PROBLEM: The lines below that include the word "title" are to be reported.

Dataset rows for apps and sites
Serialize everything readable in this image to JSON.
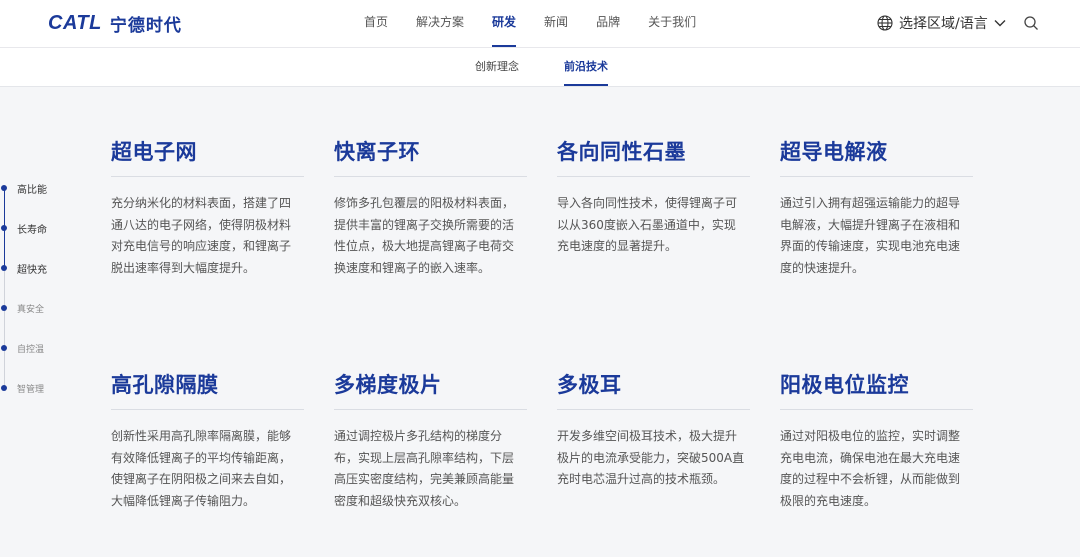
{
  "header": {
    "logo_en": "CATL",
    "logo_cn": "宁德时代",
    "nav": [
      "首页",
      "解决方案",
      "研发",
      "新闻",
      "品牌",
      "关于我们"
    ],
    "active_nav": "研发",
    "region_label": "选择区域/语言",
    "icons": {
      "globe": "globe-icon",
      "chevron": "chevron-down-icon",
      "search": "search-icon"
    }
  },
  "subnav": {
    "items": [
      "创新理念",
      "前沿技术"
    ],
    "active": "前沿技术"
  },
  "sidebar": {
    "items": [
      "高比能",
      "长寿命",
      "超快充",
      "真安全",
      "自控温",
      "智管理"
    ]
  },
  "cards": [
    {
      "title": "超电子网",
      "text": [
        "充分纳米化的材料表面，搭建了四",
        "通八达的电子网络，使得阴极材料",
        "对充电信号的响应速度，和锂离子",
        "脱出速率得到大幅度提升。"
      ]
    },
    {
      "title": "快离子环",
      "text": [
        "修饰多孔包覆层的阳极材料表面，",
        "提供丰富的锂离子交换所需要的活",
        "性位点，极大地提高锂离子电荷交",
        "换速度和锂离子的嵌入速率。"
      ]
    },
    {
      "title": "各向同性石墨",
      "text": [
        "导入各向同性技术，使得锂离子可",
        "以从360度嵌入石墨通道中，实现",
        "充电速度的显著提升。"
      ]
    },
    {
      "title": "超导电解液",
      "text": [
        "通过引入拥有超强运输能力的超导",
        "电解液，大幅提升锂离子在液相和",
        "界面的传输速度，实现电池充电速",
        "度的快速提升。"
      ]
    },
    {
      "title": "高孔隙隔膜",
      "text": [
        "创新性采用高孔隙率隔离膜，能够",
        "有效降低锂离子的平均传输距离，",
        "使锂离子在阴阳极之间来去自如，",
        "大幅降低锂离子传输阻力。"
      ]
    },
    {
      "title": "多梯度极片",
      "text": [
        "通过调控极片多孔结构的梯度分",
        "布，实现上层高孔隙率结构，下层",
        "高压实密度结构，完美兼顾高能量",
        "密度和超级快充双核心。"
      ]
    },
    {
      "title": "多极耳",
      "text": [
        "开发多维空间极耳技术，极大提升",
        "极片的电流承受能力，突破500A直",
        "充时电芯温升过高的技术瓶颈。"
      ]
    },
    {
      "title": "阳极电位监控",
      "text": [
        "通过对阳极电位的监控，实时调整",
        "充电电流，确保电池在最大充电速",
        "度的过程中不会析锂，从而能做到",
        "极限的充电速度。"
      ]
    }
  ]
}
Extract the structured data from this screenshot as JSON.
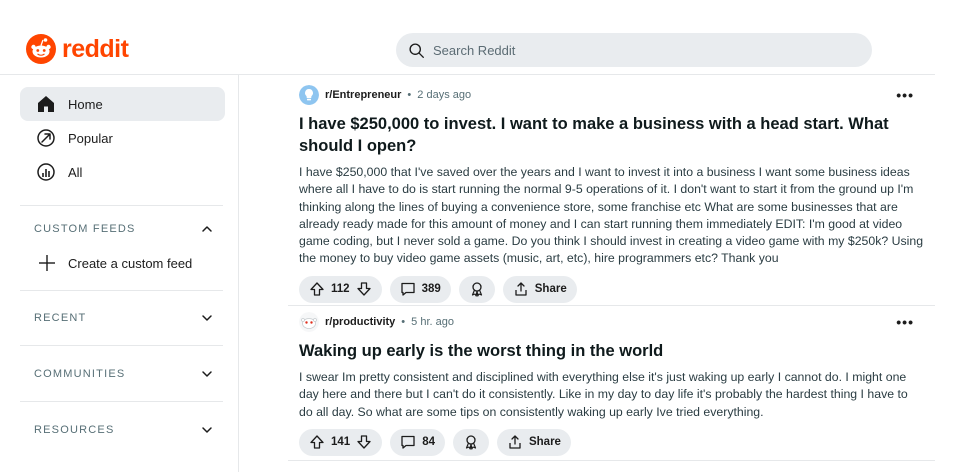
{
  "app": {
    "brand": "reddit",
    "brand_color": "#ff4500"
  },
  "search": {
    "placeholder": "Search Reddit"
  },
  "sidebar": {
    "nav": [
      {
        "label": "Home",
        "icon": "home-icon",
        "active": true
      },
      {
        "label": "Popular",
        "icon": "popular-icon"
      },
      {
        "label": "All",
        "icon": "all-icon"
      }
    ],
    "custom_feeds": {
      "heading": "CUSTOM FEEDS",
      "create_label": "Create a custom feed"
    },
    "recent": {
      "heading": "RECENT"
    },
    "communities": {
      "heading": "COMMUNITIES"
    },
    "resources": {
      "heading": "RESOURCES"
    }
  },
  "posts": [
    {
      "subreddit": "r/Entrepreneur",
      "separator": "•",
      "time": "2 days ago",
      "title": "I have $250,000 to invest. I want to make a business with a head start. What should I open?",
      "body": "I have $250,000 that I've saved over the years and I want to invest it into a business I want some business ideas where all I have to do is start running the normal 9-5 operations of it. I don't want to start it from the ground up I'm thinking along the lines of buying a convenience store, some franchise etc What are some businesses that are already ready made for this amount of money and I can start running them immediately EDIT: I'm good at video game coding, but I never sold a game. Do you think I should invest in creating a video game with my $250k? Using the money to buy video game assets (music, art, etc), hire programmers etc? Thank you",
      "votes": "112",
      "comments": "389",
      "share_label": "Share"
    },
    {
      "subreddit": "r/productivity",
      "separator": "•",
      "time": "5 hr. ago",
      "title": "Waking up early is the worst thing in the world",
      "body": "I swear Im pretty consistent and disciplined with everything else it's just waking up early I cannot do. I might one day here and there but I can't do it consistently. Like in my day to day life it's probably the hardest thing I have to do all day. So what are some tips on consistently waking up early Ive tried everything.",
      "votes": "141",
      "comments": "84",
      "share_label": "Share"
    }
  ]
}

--

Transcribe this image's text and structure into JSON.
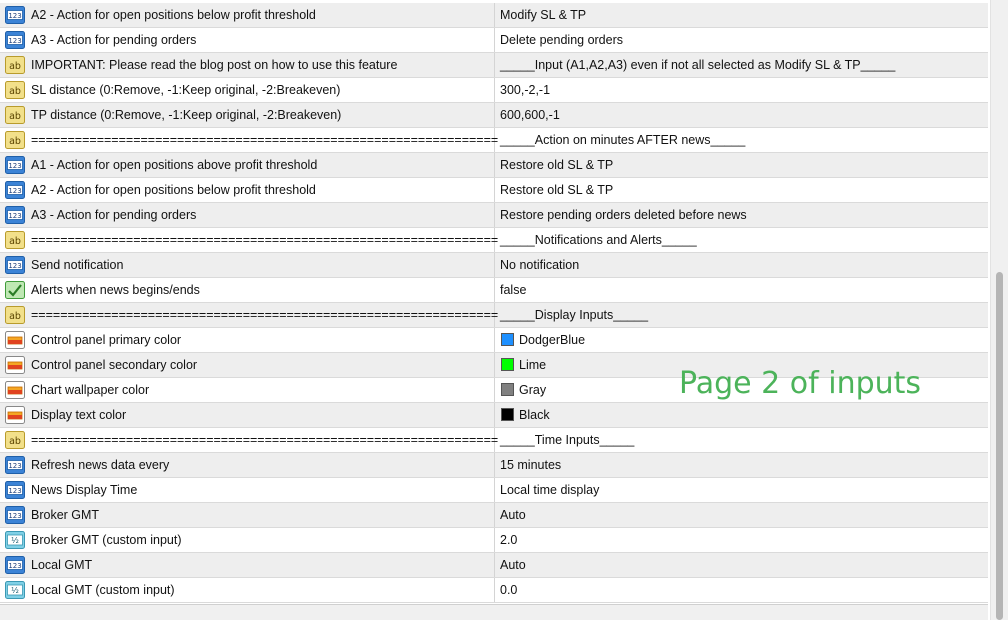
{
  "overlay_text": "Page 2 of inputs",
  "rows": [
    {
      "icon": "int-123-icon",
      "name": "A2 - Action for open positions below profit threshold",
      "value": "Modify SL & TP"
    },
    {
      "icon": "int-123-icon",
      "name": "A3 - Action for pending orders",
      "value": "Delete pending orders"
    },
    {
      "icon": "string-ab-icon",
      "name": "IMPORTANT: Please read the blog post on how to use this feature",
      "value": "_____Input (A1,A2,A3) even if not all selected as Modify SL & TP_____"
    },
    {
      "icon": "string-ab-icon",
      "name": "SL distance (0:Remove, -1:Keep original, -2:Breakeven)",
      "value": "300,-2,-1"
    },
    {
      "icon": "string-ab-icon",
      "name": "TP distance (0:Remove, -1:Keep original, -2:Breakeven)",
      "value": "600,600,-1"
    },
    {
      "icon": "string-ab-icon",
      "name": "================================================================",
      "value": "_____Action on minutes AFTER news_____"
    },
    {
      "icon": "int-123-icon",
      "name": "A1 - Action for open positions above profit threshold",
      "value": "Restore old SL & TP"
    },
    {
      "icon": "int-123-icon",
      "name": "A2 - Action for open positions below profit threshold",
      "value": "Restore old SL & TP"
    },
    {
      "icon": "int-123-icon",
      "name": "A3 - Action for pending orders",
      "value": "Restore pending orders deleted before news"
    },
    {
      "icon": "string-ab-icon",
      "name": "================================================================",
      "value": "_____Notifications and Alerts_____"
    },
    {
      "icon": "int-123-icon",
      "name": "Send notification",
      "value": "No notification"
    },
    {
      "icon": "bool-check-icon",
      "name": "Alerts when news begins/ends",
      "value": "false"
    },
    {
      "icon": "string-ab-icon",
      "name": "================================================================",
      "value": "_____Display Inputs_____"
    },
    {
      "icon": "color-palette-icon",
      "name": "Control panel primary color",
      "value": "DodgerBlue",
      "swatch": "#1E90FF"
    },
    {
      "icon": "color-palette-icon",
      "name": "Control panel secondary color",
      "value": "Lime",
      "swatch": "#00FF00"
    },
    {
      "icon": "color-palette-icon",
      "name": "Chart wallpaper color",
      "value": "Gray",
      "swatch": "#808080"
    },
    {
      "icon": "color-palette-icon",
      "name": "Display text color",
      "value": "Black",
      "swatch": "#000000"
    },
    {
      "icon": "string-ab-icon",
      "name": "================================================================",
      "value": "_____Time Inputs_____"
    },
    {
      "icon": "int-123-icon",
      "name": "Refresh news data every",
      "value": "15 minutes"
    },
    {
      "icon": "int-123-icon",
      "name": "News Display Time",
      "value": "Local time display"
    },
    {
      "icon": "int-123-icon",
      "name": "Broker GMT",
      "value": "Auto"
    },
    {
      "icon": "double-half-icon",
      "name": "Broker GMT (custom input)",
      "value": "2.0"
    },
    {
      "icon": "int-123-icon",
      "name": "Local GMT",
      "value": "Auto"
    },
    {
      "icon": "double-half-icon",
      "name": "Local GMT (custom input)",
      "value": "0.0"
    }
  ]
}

ANSWER FOR THE TASK:
      "title": "超电子网",
      "title": "快离子环",
      "title": "各向同性石墨",
      "title": "超导电解液",
      "title": "高孔隙隔膜",
      "title": "多梯度极片",
      "title": "多极耳",
      "title": "阳极电位监控",
      "title": "I have $250,000 to invest. I want to make a business with a head start. What should I open?",
      "title": "Waking up early is the worst thing in the world",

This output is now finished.